2 – Show your work. Post on social media. Be genuine and be human – people would much rather be able to interact with your as a human than have a rarely updated feed with just images of your work. Participate in group projects, shows and anthologies, interact with your peers, make friends. People have to know you exist before in order to hire you.
3 – Keep doing 1 and 2. Be persistent and learn to hear “no”. Do not give up at the first sign of rejection, but be self-aware enough to know when to try other things, and to know your faults and your strengths.
Why did you feel Illustration and Graphic Novels are best suited to you as an art forms? What excites you about them?
I quite like the idea of working to someone else’s brief.

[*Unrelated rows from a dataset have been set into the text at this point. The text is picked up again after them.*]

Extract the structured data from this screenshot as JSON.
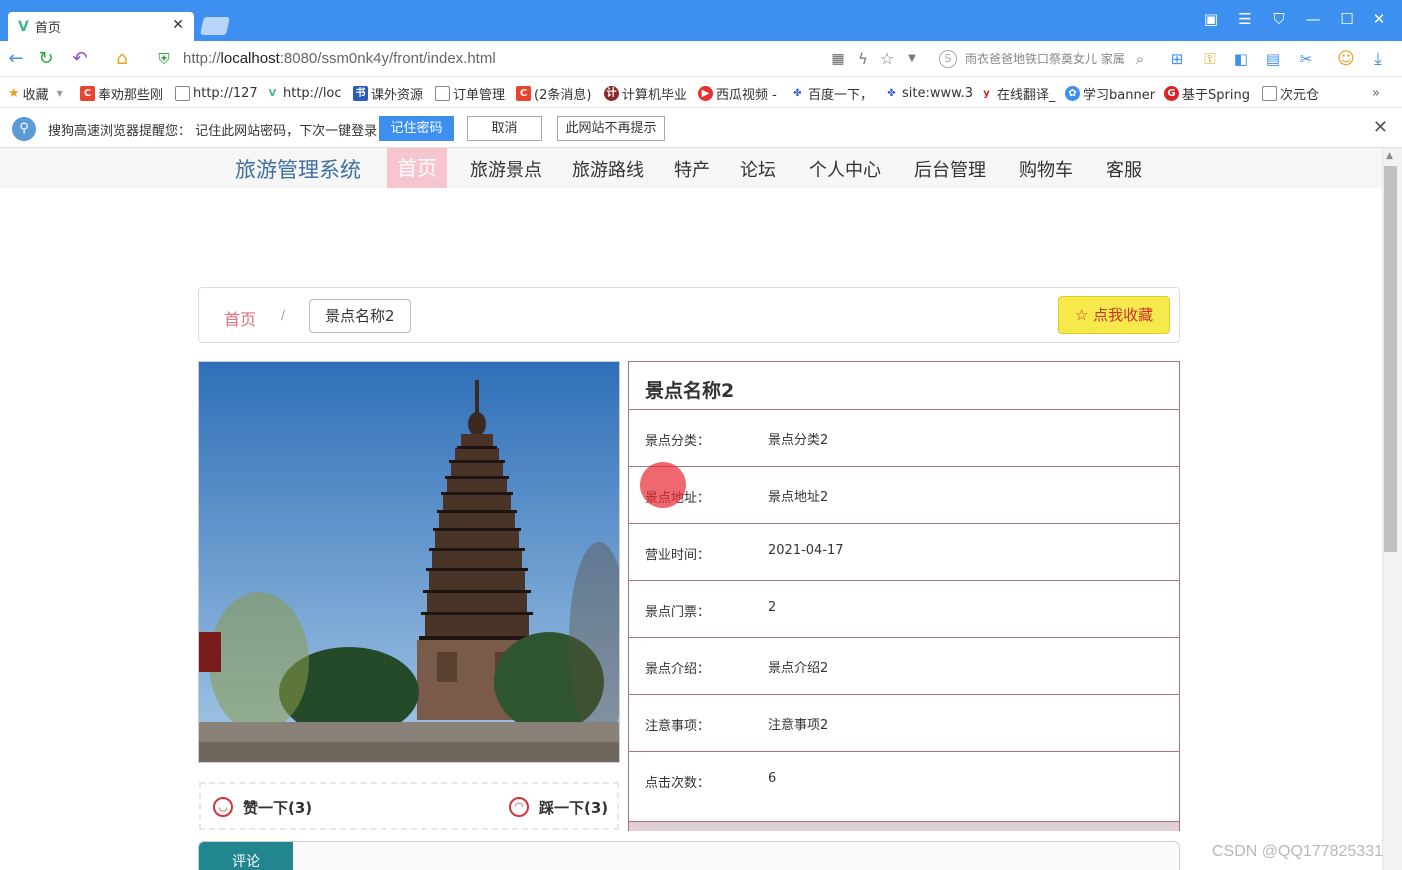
{
  "browser": {
    "tab_title": "首页",
    "url_prefix": "http://",
    "url_host": "localhost",
    "url_rest": ":8080/ssm0nk4y/front/index.html",
    "search_placeholder": "雨衣爸爸地铁口祭奠女儿 家属",
    "bookmarks": [
      "收藏",
      "奉劝那些刚",
      "http://127",
      "http://loc",
      "课外资源",
      "订单管理",
      "(2条消息)",
      "计算机毕业",
      "西瓜视频 -",
      "百度一下，",
      "site:www.3",
      "在线翻译_",
      "学习banner",
      "基于Spring",
      "次元仓"
    ],
    "password_bar": {
      "message": "搜狗高速浏览器提醒您： 记住此网站密码，下次一键登录！",
      "remember": "记住密码",
      "cancel": "取消",
      "never": "此网站不再提示"
    }
  },
  "site": {
    "title": "旅游管理系统",
    "nav": [
      "首页",
      "旅游景点",
      "旅游路线",
      "特产",
      "论坛",
      "个人中心",
      "后台管理",
      "购物车",
      "客服"
    ]
  },
  "breadcrumb": {
    "home": "首页",
    "separator": "/",
    "current": "景点名称2",
    "favorite": "点我收藏"
  },
  "detail": {
    "title": "景点名称2",
    "rows": [
      {
        "label": "景点分类：",
        "value": "景点分类2"
      },
      {
        "label": "景点地址：",
        "value": "景点地址2"
      },
      {
        "label": "营业时间：",
        "value": "2021-04-17"
      },
      {
        "label": "景点门票：",
        "value": "2"
      },
      {
        "label": "景点介绍：",
        "value": "景点介绍2"
      },
      {
        "label": "注意事项：",
        "value": "注意事项2"
      },
      {
        "label": "点击次数：",
        "value": "6"
      }
    ]
  },
  "votes": {
    "like": "赞一下(3)",
    "dislike": "踩一下(3)"
  },
  "tabs": {
    "comment": "评论"
  },
  "watermark": "CSDN @QQ177825331",
  "colors": {
    "browser_blue": "#3d8ff0",
    "nav_active": "#f7c5ce",
    "favorite_bg": "#f6e94b",
    "detail_border": "#b0707a",
    "tab_teal": "#21868f"
  }
}
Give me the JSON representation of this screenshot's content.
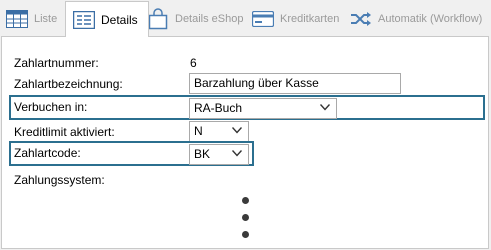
{
  "tabs": [
    {
      "label": "Liste",
      "icon": "grid-icon",
      "active": false
    },
    {
      "label": "Details",
      "icon": "details-form-icon",
      "active": true
    },
    {
      "label": "Details eShop",
      "icon": "shopping-bag-icon",
      "active": false
    },
    {
      "label": "Kreditkarten",
      "icon": "credit-card-icon",
      "active": false
    },
    {
      "label": "Automatik (Workflow)",
      "icon": "shuffle-icon",
      "active": false
    }
  ],
  "form": {
    "zahlartnummer": {
      "label": "Zahlartnummer:",
      "value": "6"
    },
    "zahlartbezeichnung": {
      "label": "Zahlartbezeichnung:",
      "value": "Barzahlung über Kasse"
    },
    "verbuchen_in": {
      "label": "Verbuchen in:",
      "value": "RA-Buch"
    },
    "kreditlimit": {
      "label": "Kreditlimit aktiviert:",
      "value": "N"
    },
    "zahlartcode": {
      "label": "Zahlartcode:",
      "value": "BK"
    },
    "zahlungssystem": {
      "label": "Zahlungssystem:"
    }
  },
  "colors": {
    "highlight_border": "#2b6f8f",
    "icon_blue": "#3b6ea5",
    "tab_inactive_text": "#9a9a9a"
  }
}
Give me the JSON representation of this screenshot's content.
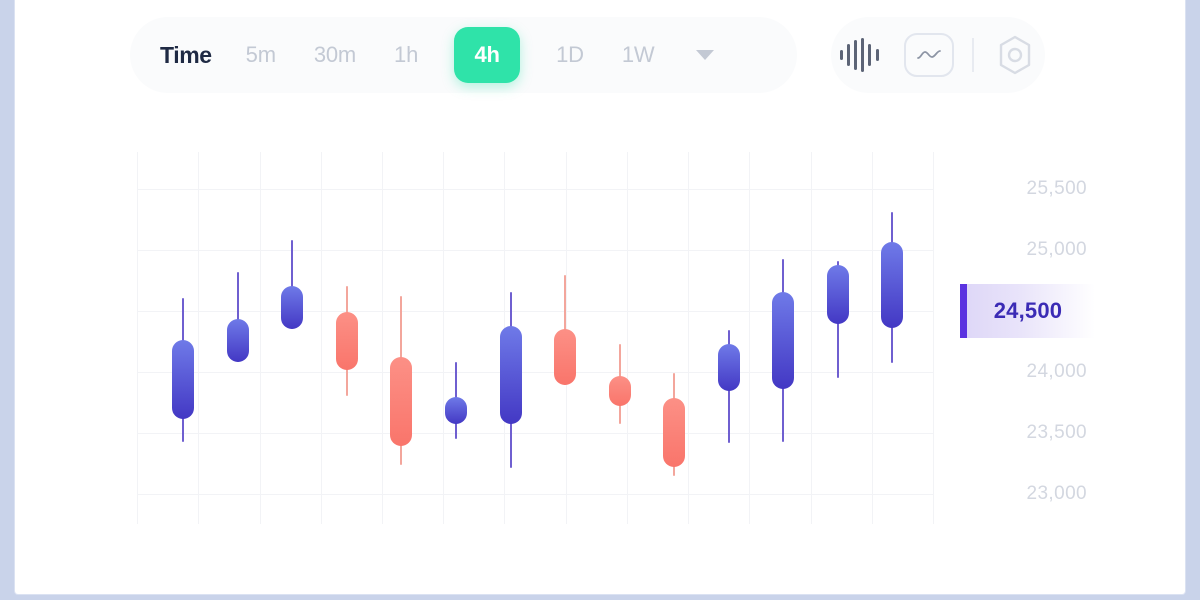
{
  "toolbar": {
    "time_label": "Time",
    "timeframes": [
      {
        "label": "5m",
        "active": false
      },
      {
        "label": "30m",
        "active": false
      },
      {
        "label": "1h",
        "active": false
      },
      {
        "label": "4h",
        "active": true
      },
      {
        "label": "1D",
        "active": false
      },
      {
        "label": "1W",
        "active": false
      }
    ],
    "dropdown_icon": "chevron-down-icon",
    "tools": [
      {
        "name": "waveform-icon",
        "label": "Volume bars"
      },
      {
        "name": "line-chart-icon",
        "label": "Line chart"
      },
      {
        "name": "settings-icon",
        "label": "Settings"
      }
    ],
    "active_color": "#2fe3a9"
  },
  "price_axis": {
    "ticks": [
      "25,500",
      "25,000",
      "24,500",
      "24,000",
      "23,500",
      "23,000"
    ],
    "current_price": "24,500",
    "marker_color": "#5b33e0"
  },
  "chart_data": {
    "type": "candlestick",
    "title": "",
    "xlabel": "",
    "ylabel": "",
    "ylim": [
      22750,
      25800
    ],
    "ytick_values": [
      25500,
      25000,
      24500,
      24000,
      23500,
      23000
    ],
    "ytick_labels": [
      "25,500",
      "25,000",
      "24,500",
      "24,000",
      "23,500",
      "23,000"
    ],
    "grid": true,
    "legend": "none",
    "current_price": 24500,
    "up_color": "#4d42d0",
    "down_color": "#fa8279",
    "candles": [
      {
        "i": 1,
        "open": 24260,
        "close": 23610,
        "high": 24600,
        "low": 23420,
        "dir": "up"
      },
      {
        "i": 2,
        "open": 24430,
        "close": 24080,
        "high": 24820,
        "low": 24080,
        "dir": "up"
      },
      {
        "i": 3,
        "open": 24700,
        "close": 24350,
        "high": 25080,
        "low": 24350,
        "dir": "up"
      },
      {
        "i": 4,
        "open": 24490,
        "close": 24010,
        "high": 24700,
        "low": 23800,
        "dir": "down"
      },
      {
        "i": 5,
        "open": 24120,
        "close": 23390,
        "high": 24620,
        "low": 23230,
        "dir": "down"
      },
      {
        "i": 6,
        "open": 23790,
        "close": 23570,
        "high": 24080,
        "low": 23450,
        "dir": "up"
      },
      {
        "i": 7,
        "open": 24370,
        "close": 23570,
        "high": 24650,
        "low": 23210,
        "dir": "up"
      },
      {
        "i": 8,
        "open": 24350,
        "close": 23890,
        "high": 24790,
        "low": 23890,
        "dir": "down"
      },
      {
        "i": 9,
        "open": 23960,
        "close": 23720,
        "high": 24230,
        "low": 23570,
        "dir": "down"
      },
      {
        "i": 10,
        "open": 23780,
        "close": 23220,
        "high": 23990,
        "low": 23140,
        "dir": "down"
      },
      {
        "i": 11,
        "open": 24230,
        "close": 23840,
        "high": 24340,
        "low": 23410,
        "dir": "up"
      },
      {
        "i": 12,
        "open": 24650,
        "close": 23860,
        "high": 24920,
        "low": 23420,
        "dir": "up"
      },
      {
        "i": 13,
        "open": 24870,
        "close": 24390,
        "high": 24910,
        "low": 23950,
        "dir": "up"
      },
      {
        "i": 14,
        "open": 25060,
        "close": 24360,
        "high": 25310,
        "low": 24070,
        "dir": "up"
      }
    ]
  }
}
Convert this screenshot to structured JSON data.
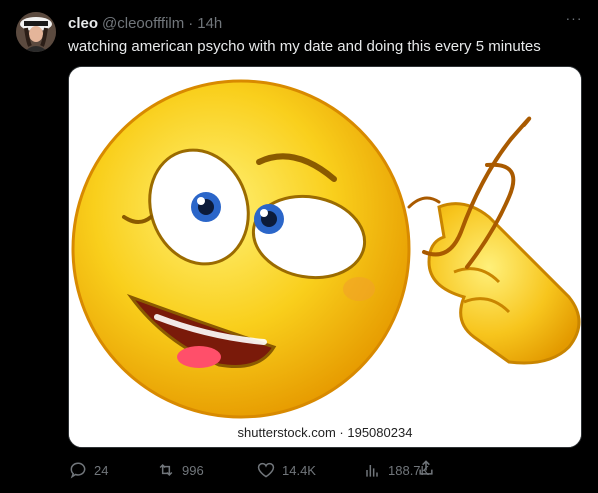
{
  "author": {
    "name": "cleo",
    "handle": "@cleoofffilm",
    "separator": "·",
    "time": "14h"
  },
  "more_label": "···",
  "tweet_text": "watching american psycho with my date and doing this every 5 minutes",
  "media": {
    "watermark": "shutterstock.com · 195080234"
  },
  "actions": {
    "replies": "24",
    "reposts": "996",
    "likes": "14.4K",
    "views": "188.7K"
  },
  "icons": {
    "reply": "reply-bubble-icon",
    "repost": "repost-icon",
    "like": "heart-icon",
    "views": "analytics-icon",
    "share": "share-icon",
    "more": "more-dots-icon"
  },
  "colors": {
    "background": "#000000",
    "text": "#e7e9ea",
    "muted": "#71767b",
    "emoji_yellow": "#f5c21b"
  }
}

I like taking someone else’s thoughts (whether it be an article, a whole book, a brief) and creating something that complements it.
Give us an idea of your average day, how you work and how do you get your creative ideas done?
It really varies depending on how busy I am – I could be working from 9 am to 2 am with just meal breaks if I’m on a tight deadline, or I could be taking it really easy if I’m working with a fairly relaxed schedule (specially if I’m recovering from said deadline). I try to keep a healthy work/life balance and leave the evenings free to relax, but sometimes it can be difficult make myself draw in the morning – I grew up mostly drawing well into the night. I’ve been getting much better at it the past year or so, though. I also work from home, so I generally try to make myself leave the house and get a coffee and run errands after lunch.
How do you attract new work?
I’m lucky, as these days I mostly get work from recurring past clients and also work via my agent, so I don’t have to do much to keep it coming.
But keeping your social media updated and emailing people you’d like to work for is never a bad idea.
Can you talk us through the process of how you get inspiration and how you form new ideas?
Sometimes inspiration strikes at the most random times and that’s great. But as a professional illustration, you can’t wait for that to happen. Inspiration is more about discipline than anything else. Sometimes you just have to produce the work, and in those cases, research, brainstorming and leaving the house helps a lot.
How long have you been an Illustrator and would you say it’s your career?
It is, for now. I’ve been fully freelance for 3 or 4 years, but I was interested and trying to participate in the community for a while before then.
What’s the best advice would you give to someone starting out?
Be interested and make yourself seen.
Participate in the community – you’ll get to know peers, you’ll make friends, and it will be a source of information and resources.
The internet makes everything a lot more accessible than it used to be – take advantage of that.
What’s the one thing that really inspires you? And why?
Surrounding myself with other artists. It’s amazing how they can inspire you and keep you on your toes.